These days, everyone’s a critic! And research suggests we’re more likely to give credence to negative reviews than positive ones. (Tweet it!) But just how credible are those one-star slams?
Online buyers, trip planners, moviegoers…we all use online reviews to help us choose. In fact, the Pew Research Center found that 82 percent of American adults say they sometimes or always read online reviews for new purchases. But while more than two-thirds of regular review readers believe they’re “generally accurate,” marketing data indicate that negative reviews in particular dramatically influence our buying behaviors. And research on the biases and demographics of online reviewers suggests our faith in reviews is misguided.
Consumers, wary of “fake” 5-star reviews, value negative ones as a “window into what could go wrong,” writes Caroline Beaton in The New York Times. But the credibility of all reviews — even real ones — is questionable. A 2016 study published in The Journal of Consumer Research looked at whether online reviews reflected objective quality as rated by Consumer Reports. The researchers found very little correlation. Reviews are subjective, circumstantial, emotional and written by a tiny subset of the population (1.5 percent).
Reviews can be helpful, of course, but it's wisest to look at those closest to the median. Also pay heed to facts rather than impressions. Finally, look for thorough reviews whose authors seem driven by a genuine desire to help.
Have you ever written a negative review—and under what circumstances? Do you tend to read and heed negative reviews over positive ones? To join the conversation, click "comments" above.
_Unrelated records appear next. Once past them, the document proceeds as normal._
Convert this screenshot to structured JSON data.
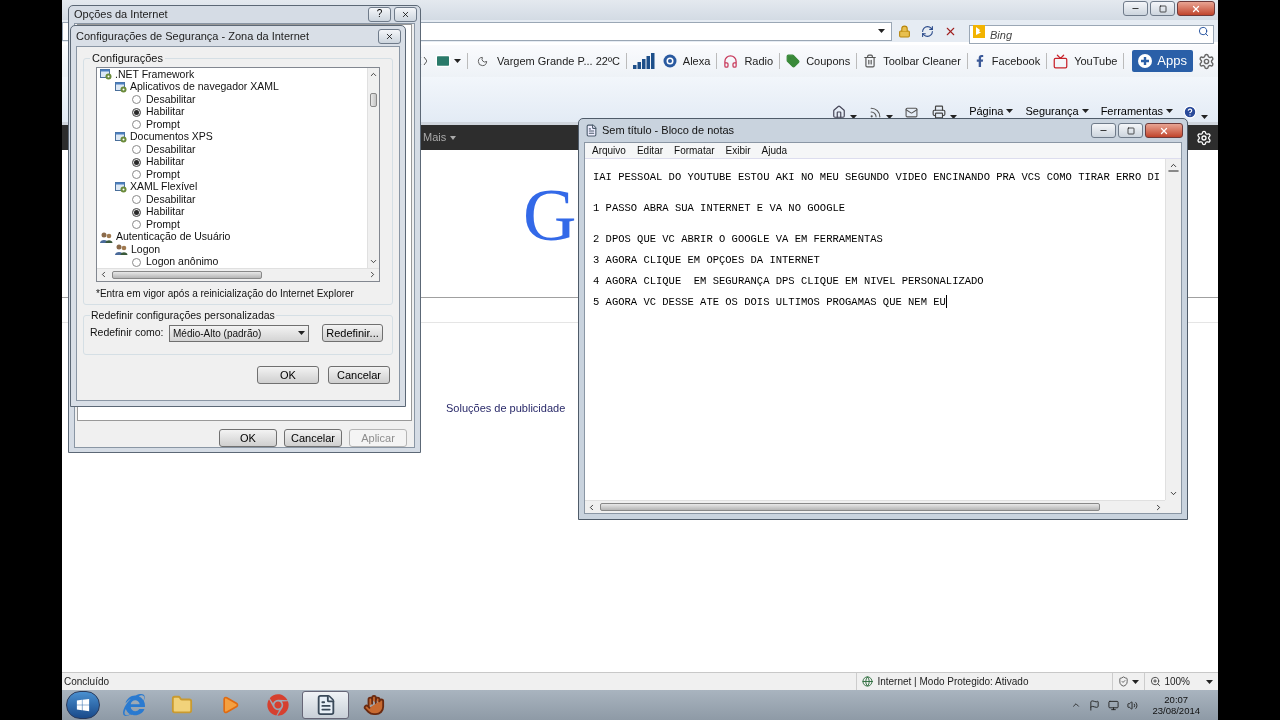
{
  "browser": {
    "search": {
      "placeholder": "Bing"
    },
    "toolbar": [
      {
        "kind": "weather",
        "label": "Vargem Grande P... 22ºC"
      },
      {
        "kind": "alexa",
        "label": "Alexa"
      },
      {
        "kind": "radio",
        "label": "Radio"
      },
      {
        "kind": "coupons",
        "label": "Coupons"
      },
      {
        "kind": "cleaner",
        "label": "Toolbar Cleaner"
      },
      {
        "kind": "facebook",
        "label": "Facebook"
      },
      {
        "kind": "youtube",
        "label": "YouTube"
      }
    ],
    "apps_button": "Apps",
    "command_bar": [
      "Página",
      "Segurança",
      "Ferramentas"
    ],
    "google_bar": {
      "more": "Mais"
    },
    "logo": "G",
    "footer_link": "Soluções de publicidade",
    "status_bar": {
      "text": "Concluído",
      "zone": "Internet | Modo Protegido: Ativado",
      "zoom": "100%"
    }
  },
  "internet_options": {
    "title": "Opções da Internet",
    "help_button": "?",
    "buttons": [
      {
        "label": "OK",
        "disabled": false
      },
      {
        "label": "Cancelar",
        "disabled": false
      },
      {
        "label": "Aplicar",
        "disabled": true
      }
    ]
  },
  "security_settings": {
    "title": "Configurações de Segurança - Zona da Internet",
    "settings_group": "Configurações",
    "tree": [
      {
        "label": ".NET Framework",
        "kind": "category",
        "children": [
          {
            "label": "Aplicativos de navegador XAML",
            "kind": "category",
            "children": [
              {
                "label": "Desabilitar",
                "kind": "option",
                "selected": false
              },
              {
                "label": "Habilitar",
                "kind": "option",
                "selected": true
              },
              {
                "label": "Prompt",
                "kind": "option",
                "selected": false
              }
            ]
          },
          {
            "label": "Documentos XPS",
            "kind": "category",
            "children": [
              {
                "label": "Desabilitar",
                "kind": "option",
                "selected": false
              },
              {
                "label": "Habilitar",
                "kind": "option",
                "selected": true
              },
              {
                "label": "Prompt",
                "kind": "option",
                "selected": false
              }
            ]
          },
          {
            "label": "XAML Flexível",
            "kind": "category",
            "children": [
              {
                "label": "Desabilitar",
                "kind": "option",
                "selected": false
              },
              {
                "label": "Habilitar",
                "kind": "option",
                "selected": true
              },
              {
                "label": "Prompt",
                "kind": "option",
                "selected": false
              }
            ]
          }
        ]
      },
      {
        "label": "Autenticação de Usuário",
        "kind": "user_category",
        "children": [
          {
            "label": "Logon",
            "kind": "user_category",
            "children": [
              {
                "label": "Logon anônimo",
                "kind": "option",
                "selected": false
              }
            ]
          }
        ]
      }
    ],
    "note": "*Entra em vigor após a reinicialização do Internet Explorer",
    "reset_group": "Redefinir configurações personalizadas",
    "reset_label": "Redefinir como:",
    "reset_level": "Médio-Alto (padrão)",
    "reset_button": "Redefinir...",
    "buttons": [
      "OK",
      "Cancelar"
    ]
  },
  "notepad": {
    "title": "Sem título - Bloco de notas",
    "menu": [
      "Arquivo",
      "Editar",
      "Formatar",
      "Exibir",
      "Ajuda"
    ],
    "paragraphs": [
      [
        "IAI PESSOAL DO YOUTUBE ESTOU AKI NO MEU SEGUNDO VIDEO ENCINANDO PRA VCS COMO TIRAR ERRO DI"
      ],
      [
        "1 PASSO ABRA SUA INTERNET E VA NO GOOGLE"
      ],
      [
        "2 DPOS QUE VC ABRIR O GOOGLE VA EM FERRAMENTAS",
        "3 AGORA CLIQUE EM OPÇOES DA INTERNET",
        "4 AGORA CLIQUE  EM SEGURANÇA DPS CLIQUE EM NIVEL PERSONALIZADO",
        "5 AGORA VC DESSE ATE OS DOIS ULTIMOS PROGAMAS QUE NEM EU"
      ]
    ]
  },
  "taskbar": {
    "apps": [
      {
        "kind": "ie",
        "selected": false
      },
      {
        "kind": "folder",
        "selected": false
      },
      {
        "kind": "media",
        "selected": false
      },
      {
        "kind": "chrome",
        "selected": false
      },
      {
        "kind": "notepad",
        "selected": true
      },
      {
        "kind": "glove",
        "selected": false
      }
    ],
    "time": "20:07",
    "date": "23/08/2014"
  }
}
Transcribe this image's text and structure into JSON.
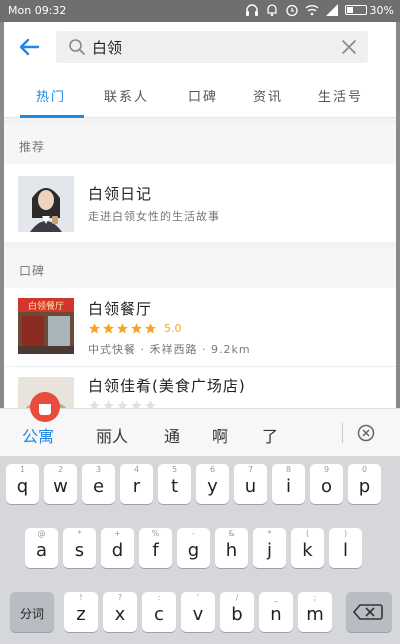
{
  "status": {
    "time": "Mon 09:32",
    "battery": "30%",
    "battery_level": 0.3
  },
  "search": {
    "query": "白领"
  },
  "tabs": [
    {
      "label": "热门",
      "active": true
    },
    {
      "label": "联系人"
    },
    {
      "label": "口碑"
    },
    {
      "label": "资讯"
    },
    {
      "label": "生活号"
    }
  ],
  "sections": {
    "recommend": "推荐",
    "koubei": "口碑"
  },
  "recommend_item": {
    "title": "白领日记",
    "subtitle": "走进白领女性的生活故事"
  },
  "koubei_items": [
    {
      "title": "白领餐厅",
      "rating": "5.0",
      "stars": 5,
      "meta": "中式快餐 · 禾祥西路 · 9.2km",
      "sign": "白领餐厅"
    },
    {
      "title": "白领佳肴(美食广场店)",
      "rating": "",
      "stars": 0,
      "meta": ""
    }
  ],
  "suggestions": [
    "公寓",
    "丽人",
    "通",
    "啊",
    "了"
  ],
  "keyboard": {
    "row1": [
      {
        "k": "q",
        "h": "1"
      },
      {
        "k": "w",
        "h": "2"
      },
      {
        "k": "e",
        "h": "3"
      },
      {
        "k": "r",
        "h": "4"
      },
      {
        "k": "t",
        "h": "5"
      },
      {
        "k": "y",
        "h": "6"
      },
      {
        "k": "u",
        "h": "7"
      },
      {
        "k": "i",
        "h": "8"
      },
      {
        "k": "o",
        "h": "9"
      },
      {
        "k": "p",
        "h": "0"
      }
    ],
    "row2": [
      {
        "k": "a",
        "h": "@"
      },
      {
        "k": "s",
        "h": "*"
      },
      {
        "k": "d",
        "h": "+"
      },
      {
        "k": "f",
        "h": "%"
      },
      {
        "k": "g",
        "h": "-"
      },
      {
        "k": "h",
        "h": "&"
      },
      {
        "k": "j",
        "h": "*"
      },
      {
        "k": "k",
        "h": "("
      },
      {
        "k": "l",
        "h": ")"
      }
    ],
    "row3": [
      {
        "k": "z",
        "h": "!"
      },
      {
        "k": "x",
        "h": "?"
      },
      {
        "k": "c",
        "h": ":"
      },
      {
        "k": "v",
        "h": "'"
      },
      {
        "k": "b",
        "h": "/"
      },
      {
        "k": "n",
        "h": "_"
      },
      {
        "k": "m",
        "h": ";"
      }
    ],
    "fenci": "分词"
  }
}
If you would like to read more about creating a habit around masterful communication, check out our book: Be Quiet, Be Heard: The Paradox of Persuasion